__WHAT TO WORK ON__
The reply is to be an exact repetition of the entries that follow, with each picture left out.

__RECORDS FOR THIS TASK__
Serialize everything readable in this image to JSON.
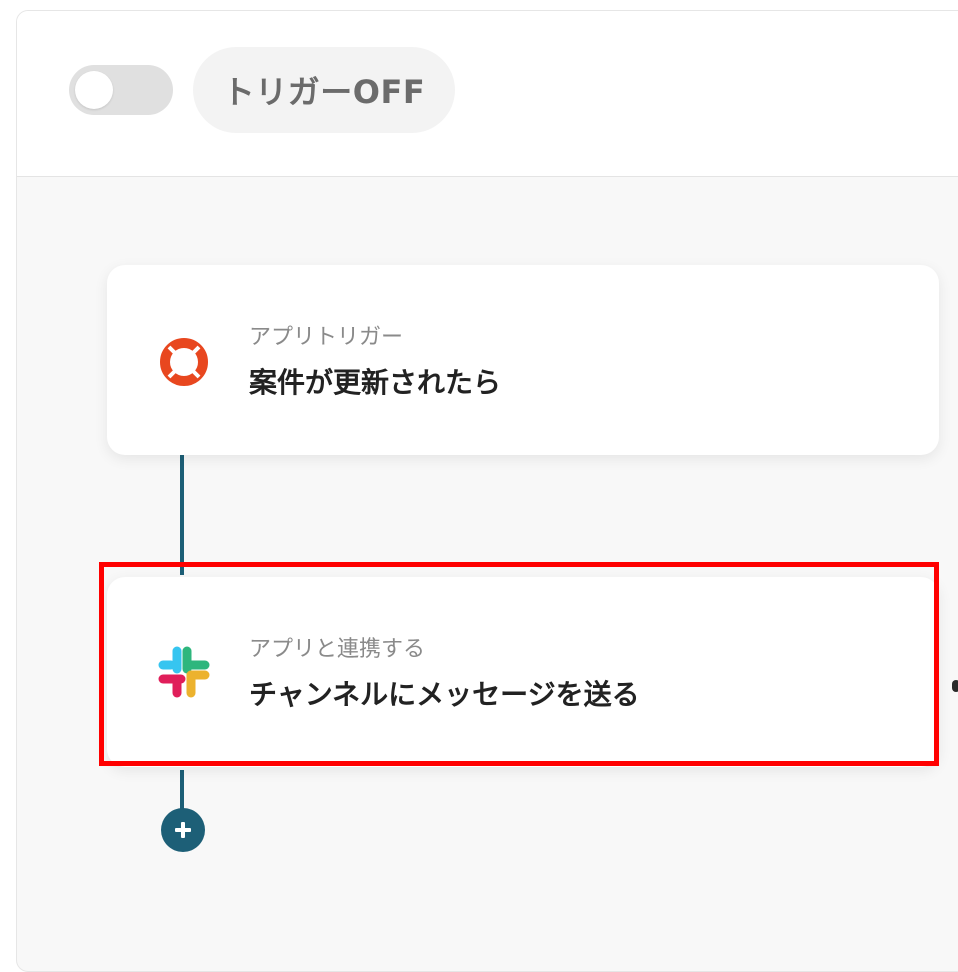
{
  "header": {
    "trigger_status_label": "トリガーOFF",
    "toggle_state": "off"
  },
  "flow": {
    "steps": [
      {
        "subtitle": "アプリトリガー",
        "title": "案件が更新されたら",
        "icon": "lifebuoy-ring-icon",
        "color": "#e8471f"
      },
      {
        "subtitle": "アプリと連携する",
        "title": "チャンネルにメッセージを送る",
        "icon": "slack-icon",
        "highlighted": true
      }
    ],
    "connector_color": "#1d5f77",
    "add_button_icon": "plus-icon"
  },
  "highlight_color": "#ff0000"
}
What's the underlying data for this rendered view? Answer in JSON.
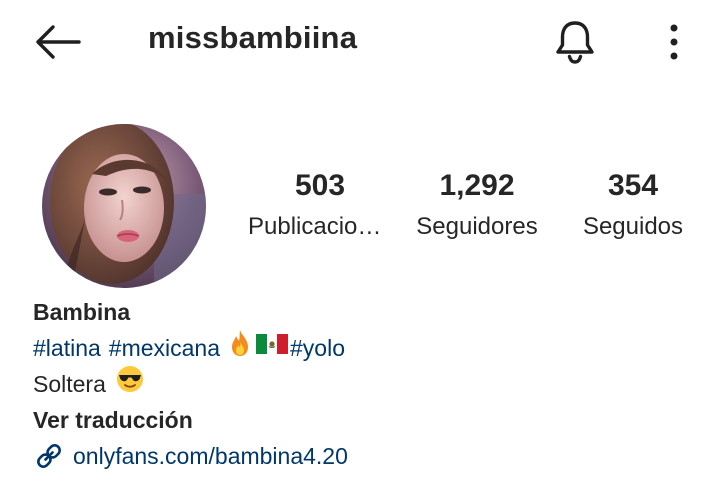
{
  "header": {
    "username": "missbambiina",
    "back_icon": "arrow-left-icon",
    "bell_icon": "bell-icon",
    "more_icon": "more-vertical-icon"
  },
  "stats": {
    "posts_count": "503",
    "posts_label": "Publicaciones",
    "followers_count": "1,292",
    "followers_label": "Seguidores",
    "following_count": "354",
    "following_label": "Seguidos"
  },
  "bio": {
    "name": "Bambina",
    "hashtags": [
      "#latina",
      "#mexicana",
      "#yolo"
    ],
    "status": "Soltera",
    "translate_label": "Ver traducción",
    "link": "onlyfans.com/bambina4.20"
  },
  "colors": {
    "text": "#262626",
    "link": "#00376b",
    "background": "#ffffff"
  }
}
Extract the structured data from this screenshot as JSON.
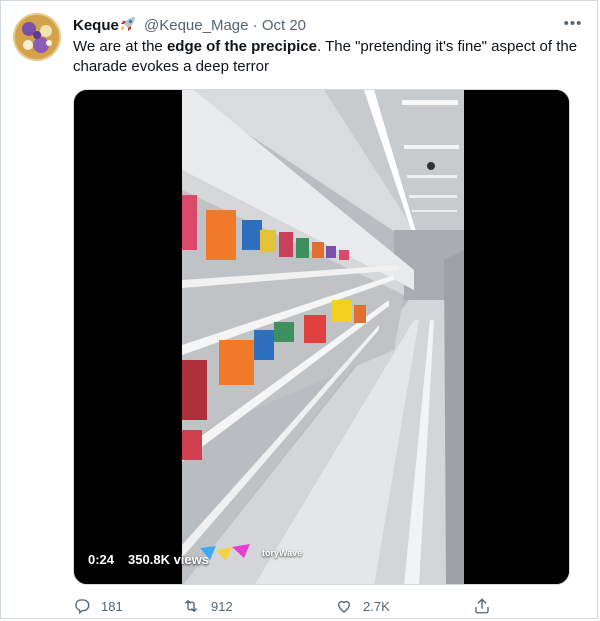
{
  "tweet": {
    "author_name": "Keque",
    "handle": "@Keque_Mage",
    "separator": "·",
    "date": "Oct 20",
    "more_label": "•••",
    "text_before": "We are at the ",
    "text_bold": "edge of the precipice",
    "text_after": ". The \"pretending it's fine\" aspect of the charade evokes a deep terror"
  },
  "video": {
    "time": "0:24",
    "views": "350.8K views",
    "watermark": "toryWave"
  },
  "actions": {
    "replies": "181",
    "retweets": "912",
    "likes": "2.7K"
  },
  "colors": {
    "text_primary": "#0f1419",
    "text_secondary": "#536471",
    "border": "#cfd9de"
  },
  "icons": [
    "rocket-icon",
    "more-icon",
    "reply-icon",
    "retweet-icon",
    "like-icon",
    "share-icon"
  ]
}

__PROBLEM SOLUTION__
Serialize everything readable in this image to JSON.
{
  "header": {
    "trigger_status_label": "トリガーOFF",
    "toggle_state": "off"
  },
  "flow": {
    "steps": [
      {
        "subtitle": "アプリトリガー",
        "title": "案件が更新されたら",
        "icon": "lifebuoy-ring-icon",
        "color": "#e8471f"
      },
      {
        "subtitle": "アプリと連携する",
        "title": "チャンネルにメッセージを送る",
        "icon": "slack-icon",
        "highlighted": true
      }
    ],
    "connector_color": "#1d5f77",
    "add_button_icon": "plus-icon"
  },
  "highlight_color": "#ff0000"
}
What's the underlying data for this rendered view? Answer in JSON.
{
  "header": {
    "username": "missbambiina",
    "back_icon": "arrow-left-icon",
    "bell_icon": "bell-icon",
    "more_icon": "more-vertical-icon"
  },
  "stats": {
    "posts_count": "503",
    "posts_label": "Publicaciones",
    "followers_count": "1,292",
    "followers_label": "Seguidores",
    "following_count": "354",
    "following_label": "Seguidos"
  },
  "bio": {
    "name": "Bambina",
    "hashtags": [
      "#latina",
      "#mexicana",
      "#yolo"
    ],
    "status": "Soltera",
    "translate_label": "Ver traducción",
    "link": "onlyfans.com/bambina4.20"
  },
  "colors": {
    "text": "#262626",
    "link": "#00376b",
    "background": "#ffffff"
  }
}
Extract the structured data from this screenshot as JSON.
{
  "tweet": {
    "author_name": "Keque",
    "handle": "@Keque_Mage",
    "separator": "·",
    "date": "Oct 20",
    "more_label": "•••",
    "text_before": "We are at the ",
    "text_bold": "edge of the precipice",
    "text_after": ". The \"pretending it's fine\" aspect of the charade evokes a deep terror"
  },
  "video": {
    "time": "0:24",
    "views": "350.8K views",
    "watermark": "toryWave"
  },
  "actions": {
    "replies": "181",
    "retweets": "912",
    "likes": "2.7K"
  },
  "colors": {
    "text_primary": "#0f1419",
    "text_secondary": "#536471",
    "border": "#cfd9de"
  },
  "icons": [
    "rocket-icon",
    "more-icon",
    "reply-icon",
    "retweet-icon",
    "like-icon",
    "share-icon"
  ]
}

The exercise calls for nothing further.